“Go On, Git”

I’m excited about Juan Jose’ and Crystel growing up. Each milestone they have, I celebrate.

Sometimes, I’m ready before they are.

I couldn’t wait for Juan Jose’ to learn how to ride his bike without training wheels. Crystel had been riding for months. Finally, I convinced him to give it a try. We went to a grassy knoll at our nearby park. Along with his bike helmet, he insisted on wearing knee, elbow and wrist pads. If he could have figured out how to bungee a pillow around his waist, I’m sure that he would have.

With a push, I launched him. At high speed, he sailed down the rise, pedaled when he hit the flat field, and after he biked as far as he could, he fell.

From that moment, he had enough confidence to bike on his own.

Some parents lament time passing too quickly for their children. I’m loving it. It can’t come quick enough for me. Is this because I’m an older parent? I’m 58-years old with two 14-year olds. I want to be present for all of their firsts.

Or, is it because I was numb as a teenager? I thought I’d be dead by the time I was 25.

Through Juan Jose’ and Crystel, I experience their thrills, their excitement, and their fear. I get to see what being alive looks like.

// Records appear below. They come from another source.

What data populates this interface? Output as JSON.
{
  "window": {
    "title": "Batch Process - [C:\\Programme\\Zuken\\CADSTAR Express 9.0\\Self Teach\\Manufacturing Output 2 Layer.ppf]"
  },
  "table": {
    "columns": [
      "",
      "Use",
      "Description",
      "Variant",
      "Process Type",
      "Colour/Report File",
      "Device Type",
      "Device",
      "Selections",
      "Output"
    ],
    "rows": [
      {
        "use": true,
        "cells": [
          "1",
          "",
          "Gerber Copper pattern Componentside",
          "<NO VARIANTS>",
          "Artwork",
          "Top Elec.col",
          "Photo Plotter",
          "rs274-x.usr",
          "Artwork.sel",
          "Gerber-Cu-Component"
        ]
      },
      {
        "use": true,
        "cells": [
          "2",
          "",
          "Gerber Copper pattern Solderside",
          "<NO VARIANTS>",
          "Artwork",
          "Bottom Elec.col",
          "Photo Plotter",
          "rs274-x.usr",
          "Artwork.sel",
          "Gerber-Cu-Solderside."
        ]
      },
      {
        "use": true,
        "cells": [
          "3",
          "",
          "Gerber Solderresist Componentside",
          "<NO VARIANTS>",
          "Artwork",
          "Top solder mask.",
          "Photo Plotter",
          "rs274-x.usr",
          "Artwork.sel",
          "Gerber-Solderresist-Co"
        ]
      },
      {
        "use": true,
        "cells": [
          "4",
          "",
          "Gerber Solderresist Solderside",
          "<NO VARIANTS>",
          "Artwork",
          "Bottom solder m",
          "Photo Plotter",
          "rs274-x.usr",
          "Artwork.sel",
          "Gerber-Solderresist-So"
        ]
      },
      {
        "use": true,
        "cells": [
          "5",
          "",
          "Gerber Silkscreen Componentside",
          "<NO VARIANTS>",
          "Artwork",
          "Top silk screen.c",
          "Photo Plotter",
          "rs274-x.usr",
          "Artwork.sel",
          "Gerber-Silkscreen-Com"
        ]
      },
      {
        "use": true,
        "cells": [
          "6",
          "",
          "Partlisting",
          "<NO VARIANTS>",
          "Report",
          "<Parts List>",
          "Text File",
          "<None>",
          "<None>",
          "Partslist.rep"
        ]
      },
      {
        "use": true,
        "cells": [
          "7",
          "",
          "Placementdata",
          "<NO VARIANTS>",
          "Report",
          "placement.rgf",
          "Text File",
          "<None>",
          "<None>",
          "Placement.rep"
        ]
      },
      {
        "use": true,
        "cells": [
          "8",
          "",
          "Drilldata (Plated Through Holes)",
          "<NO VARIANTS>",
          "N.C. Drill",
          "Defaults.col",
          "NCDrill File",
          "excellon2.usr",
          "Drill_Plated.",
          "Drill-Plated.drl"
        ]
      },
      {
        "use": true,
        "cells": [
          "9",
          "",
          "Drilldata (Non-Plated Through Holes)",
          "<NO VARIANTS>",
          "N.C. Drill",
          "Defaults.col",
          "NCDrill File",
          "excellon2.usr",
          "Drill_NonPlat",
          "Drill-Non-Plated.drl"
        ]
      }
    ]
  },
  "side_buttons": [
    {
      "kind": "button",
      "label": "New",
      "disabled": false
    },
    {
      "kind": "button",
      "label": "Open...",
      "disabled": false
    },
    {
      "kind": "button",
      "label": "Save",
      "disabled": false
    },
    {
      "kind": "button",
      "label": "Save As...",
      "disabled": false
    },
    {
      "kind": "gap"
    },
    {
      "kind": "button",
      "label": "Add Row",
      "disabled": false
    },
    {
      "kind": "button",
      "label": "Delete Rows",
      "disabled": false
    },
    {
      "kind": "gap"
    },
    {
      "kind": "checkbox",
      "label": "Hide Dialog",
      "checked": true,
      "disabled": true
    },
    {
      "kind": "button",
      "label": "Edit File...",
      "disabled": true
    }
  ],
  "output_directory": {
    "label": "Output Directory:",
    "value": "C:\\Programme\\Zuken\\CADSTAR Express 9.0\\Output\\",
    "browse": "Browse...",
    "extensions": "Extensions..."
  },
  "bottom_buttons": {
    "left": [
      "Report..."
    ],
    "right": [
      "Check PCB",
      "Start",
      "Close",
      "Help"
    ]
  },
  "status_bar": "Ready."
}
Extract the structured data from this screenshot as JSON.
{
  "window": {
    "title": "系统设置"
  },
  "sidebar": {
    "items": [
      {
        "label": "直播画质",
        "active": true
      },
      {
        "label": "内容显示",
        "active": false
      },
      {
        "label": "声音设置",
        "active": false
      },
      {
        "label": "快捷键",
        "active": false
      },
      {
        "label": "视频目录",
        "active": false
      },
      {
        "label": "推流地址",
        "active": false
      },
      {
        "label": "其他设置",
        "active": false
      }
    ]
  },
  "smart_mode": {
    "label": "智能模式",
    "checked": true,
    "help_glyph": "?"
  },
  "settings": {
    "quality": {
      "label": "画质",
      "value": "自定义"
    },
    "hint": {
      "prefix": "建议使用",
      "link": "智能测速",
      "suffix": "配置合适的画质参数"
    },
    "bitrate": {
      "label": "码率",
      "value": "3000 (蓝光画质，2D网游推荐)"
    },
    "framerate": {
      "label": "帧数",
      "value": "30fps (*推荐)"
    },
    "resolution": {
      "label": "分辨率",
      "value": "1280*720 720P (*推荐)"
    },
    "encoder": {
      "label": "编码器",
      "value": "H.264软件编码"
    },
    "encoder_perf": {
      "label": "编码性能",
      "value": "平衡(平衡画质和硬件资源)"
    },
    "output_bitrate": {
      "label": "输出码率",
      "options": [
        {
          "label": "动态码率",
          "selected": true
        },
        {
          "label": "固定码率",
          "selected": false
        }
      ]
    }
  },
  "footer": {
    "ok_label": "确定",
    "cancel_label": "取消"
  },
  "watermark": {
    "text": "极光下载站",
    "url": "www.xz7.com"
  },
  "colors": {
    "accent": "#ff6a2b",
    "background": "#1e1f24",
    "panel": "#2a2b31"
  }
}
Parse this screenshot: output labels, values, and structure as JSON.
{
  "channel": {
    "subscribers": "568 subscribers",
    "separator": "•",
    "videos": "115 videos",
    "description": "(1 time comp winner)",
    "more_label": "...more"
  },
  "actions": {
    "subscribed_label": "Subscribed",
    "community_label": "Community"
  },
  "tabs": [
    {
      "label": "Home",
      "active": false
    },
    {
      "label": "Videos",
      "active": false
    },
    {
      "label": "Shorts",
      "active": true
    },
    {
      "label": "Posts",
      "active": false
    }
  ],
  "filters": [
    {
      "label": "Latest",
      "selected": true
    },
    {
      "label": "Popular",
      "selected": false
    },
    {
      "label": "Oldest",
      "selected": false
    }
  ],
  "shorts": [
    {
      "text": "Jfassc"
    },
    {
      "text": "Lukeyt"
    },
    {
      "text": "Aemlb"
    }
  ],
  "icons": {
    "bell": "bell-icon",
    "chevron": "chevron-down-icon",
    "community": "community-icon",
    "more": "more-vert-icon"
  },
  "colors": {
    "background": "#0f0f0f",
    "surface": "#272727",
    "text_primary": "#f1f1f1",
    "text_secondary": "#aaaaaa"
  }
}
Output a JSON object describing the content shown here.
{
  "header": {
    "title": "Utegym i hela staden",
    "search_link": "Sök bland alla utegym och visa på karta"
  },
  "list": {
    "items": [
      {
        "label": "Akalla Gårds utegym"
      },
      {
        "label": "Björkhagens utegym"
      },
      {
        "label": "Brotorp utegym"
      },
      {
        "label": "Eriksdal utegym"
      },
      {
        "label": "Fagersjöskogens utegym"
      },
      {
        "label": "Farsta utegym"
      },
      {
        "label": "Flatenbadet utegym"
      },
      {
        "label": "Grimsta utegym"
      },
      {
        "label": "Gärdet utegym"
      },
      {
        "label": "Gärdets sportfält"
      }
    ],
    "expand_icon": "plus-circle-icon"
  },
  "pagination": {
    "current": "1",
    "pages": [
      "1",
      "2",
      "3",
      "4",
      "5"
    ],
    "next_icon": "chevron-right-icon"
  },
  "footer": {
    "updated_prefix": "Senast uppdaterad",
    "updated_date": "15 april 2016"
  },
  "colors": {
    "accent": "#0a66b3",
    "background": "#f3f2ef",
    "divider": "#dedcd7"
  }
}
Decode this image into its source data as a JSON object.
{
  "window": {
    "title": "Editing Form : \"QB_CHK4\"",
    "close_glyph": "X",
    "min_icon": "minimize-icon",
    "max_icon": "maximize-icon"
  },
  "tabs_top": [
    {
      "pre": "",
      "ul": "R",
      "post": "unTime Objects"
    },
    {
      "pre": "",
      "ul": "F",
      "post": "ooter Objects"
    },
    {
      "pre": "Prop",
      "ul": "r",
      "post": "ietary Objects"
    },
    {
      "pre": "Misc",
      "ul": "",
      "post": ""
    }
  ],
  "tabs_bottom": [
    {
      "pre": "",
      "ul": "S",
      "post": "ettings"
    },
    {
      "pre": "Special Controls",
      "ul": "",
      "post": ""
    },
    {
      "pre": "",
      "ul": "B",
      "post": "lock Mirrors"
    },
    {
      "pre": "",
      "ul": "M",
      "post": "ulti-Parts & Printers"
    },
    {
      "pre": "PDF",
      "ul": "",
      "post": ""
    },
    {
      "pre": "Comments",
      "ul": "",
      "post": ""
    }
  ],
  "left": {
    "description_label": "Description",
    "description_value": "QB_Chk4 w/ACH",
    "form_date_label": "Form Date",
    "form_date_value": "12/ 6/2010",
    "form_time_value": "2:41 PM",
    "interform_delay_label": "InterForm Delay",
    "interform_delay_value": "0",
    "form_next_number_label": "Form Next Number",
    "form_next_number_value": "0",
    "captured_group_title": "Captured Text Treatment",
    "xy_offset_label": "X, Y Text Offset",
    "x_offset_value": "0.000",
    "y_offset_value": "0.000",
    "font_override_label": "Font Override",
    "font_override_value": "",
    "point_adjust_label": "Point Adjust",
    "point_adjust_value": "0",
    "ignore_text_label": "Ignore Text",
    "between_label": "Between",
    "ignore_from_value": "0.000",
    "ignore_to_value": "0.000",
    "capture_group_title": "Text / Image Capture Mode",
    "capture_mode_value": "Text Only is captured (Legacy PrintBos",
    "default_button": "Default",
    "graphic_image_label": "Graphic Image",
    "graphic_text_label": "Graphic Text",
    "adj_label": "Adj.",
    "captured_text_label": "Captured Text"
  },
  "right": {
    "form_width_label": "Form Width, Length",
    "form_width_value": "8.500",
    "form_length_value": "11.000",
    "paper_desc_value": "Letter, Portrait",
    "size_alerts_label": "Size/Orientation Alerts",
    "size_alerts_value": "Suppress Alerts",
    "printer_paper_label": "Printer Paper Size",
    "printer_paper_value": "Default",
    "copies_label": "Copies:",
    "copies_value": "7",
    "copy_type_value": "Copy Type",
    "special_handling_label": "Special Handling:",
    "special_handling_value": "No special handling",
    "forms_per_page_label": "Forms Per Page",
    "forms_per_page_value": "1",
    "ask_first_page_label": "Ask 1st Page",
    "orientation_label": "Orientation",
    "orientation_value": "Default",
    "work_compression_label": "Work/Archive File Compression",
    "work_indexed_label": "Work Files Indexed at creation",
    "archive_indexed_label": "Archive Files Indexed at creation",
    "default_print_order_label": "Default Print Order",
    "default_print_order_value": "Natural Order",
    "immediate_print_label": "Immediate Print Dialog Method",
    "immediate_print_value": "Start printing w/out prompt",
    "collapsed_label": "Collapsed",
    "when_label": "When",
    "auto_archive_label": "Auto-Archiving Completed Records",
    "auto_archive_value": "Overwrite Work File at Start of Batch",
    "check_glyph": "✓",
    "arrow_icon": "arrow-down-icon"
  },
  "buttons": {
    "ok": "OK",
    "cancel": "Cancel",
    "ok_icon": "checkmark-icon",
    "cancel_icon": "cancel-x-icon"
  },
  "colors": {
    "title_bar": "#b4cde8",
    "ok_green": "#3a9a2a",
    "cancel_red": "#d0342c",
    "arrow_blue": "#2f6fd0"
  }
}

Recently, Juan Jose’, Crystel, and a friend attended a moped driving class. I expected there to be other 14-year-olds in the classroom. When I opened the door, I was surprised. There were adults with tattoos, mustaches, beards, muscle shirts, and bulking biceps sitting at desks.

I pushed the children into the classroom without any protective gear. All of a sudden, they were surrounded by a classroom of grownups. They were launched.

I told the teacher, “I found these folks looking for the moped class.” Now, they are learning to drive.

 

Celebrating Retirement

Last week I celebrated one year of retirement. “Celebrated” is a key word. While I was happy to retire last August, I felt a little undercurrent of worry—I didn’t exactly have a plan. For many people, not having a plan sounds like what retirement is all about. But to me, making such a major and irreversible move called for a blueprint. As in what I am I going to do for the rest of my life? Which suddenly seemed more finite.

Retirement is an Identity Change

Retirement is a major identity shift akin to starting a career, marrying a spouse, or becoming a parent. You see yourself differently. A wise friend advised that it might take up to a year to figure out retirement, and it has.

Who Am I Without My Profession?

Americans often identify with our professions. I have worked since I was 16, and I babysat before that, so paid work has been part of my life since I was 11. I went to some effort (getting a graduate degree, moving across the country three times) to launch my career—first as a teacher and then as a copywriter. In 1979, when I started teaching college full-time, the working world wasn’t welcoming to women, and I had to fight to belong. By the time I started copywriting five years later, I had toughened up and the workplace was less openly antagonistic. My early experiences shaped me, and having a career became an integral part of who I am.

My other roles—wife, mother, sister, and friend—have remained constant in retirement. But last August I wondered, “What does it mean to let go of the career I worked so hard to have? What happens to all the experience and skills I’ve gained?” Today, the answer is that I’m still a writer—an essayist and blogger, and I volunteer as a marketing communications copywriter.

Me in retirement--just kidding--it's Rose Totino

Me in retirement–just kidding!

That’s how I see myself, but early on when I mentioned my new status, I learned that the word “retiree” conjures up someone who’s out-of-touch and lives for coupons. Now when I meet people, I simply describe the work I do.Ellen in Hawaii

 

 

 

 

 

 

 

People Openly Wonder, “What do you do all day?”

It’s a legitimate question. A year ago, I too wondered how to create a life that is fulfilling and fun. What exactly was I going to do with my time? The answer is more of everything I did before. I sleep half-an-hour longer. Most days, I walk for an hour because now exercising doesn’t have to be a trade-off (i.e., either I exercise or I have fun).

Housework, cooking, and grocery shopping still exist in retirement. I’m determined not to become obsessive about any of that, but now I might take an extra five minutes to dry the pots and pans after I wash them instead of letting them air dry as I did before. Why not? I have time.

Camping in WI

Camping in WI

Today, I read, write, travel, socialize, and volunteer more. Probably the main difference is that now I have more time to explore or learn new things in classes at the University of Minnesota, the Loft, or community education.

I wasn’t planning to retire last August at 61; I expected to work two-and-a-half more years. However, when a stroke of luck gave me the opportunity to leave early, I did. I am very grateful to be retired now. Eventually old age will find me. But for now I’m enjoying the gift of retirement. I want to use my time well.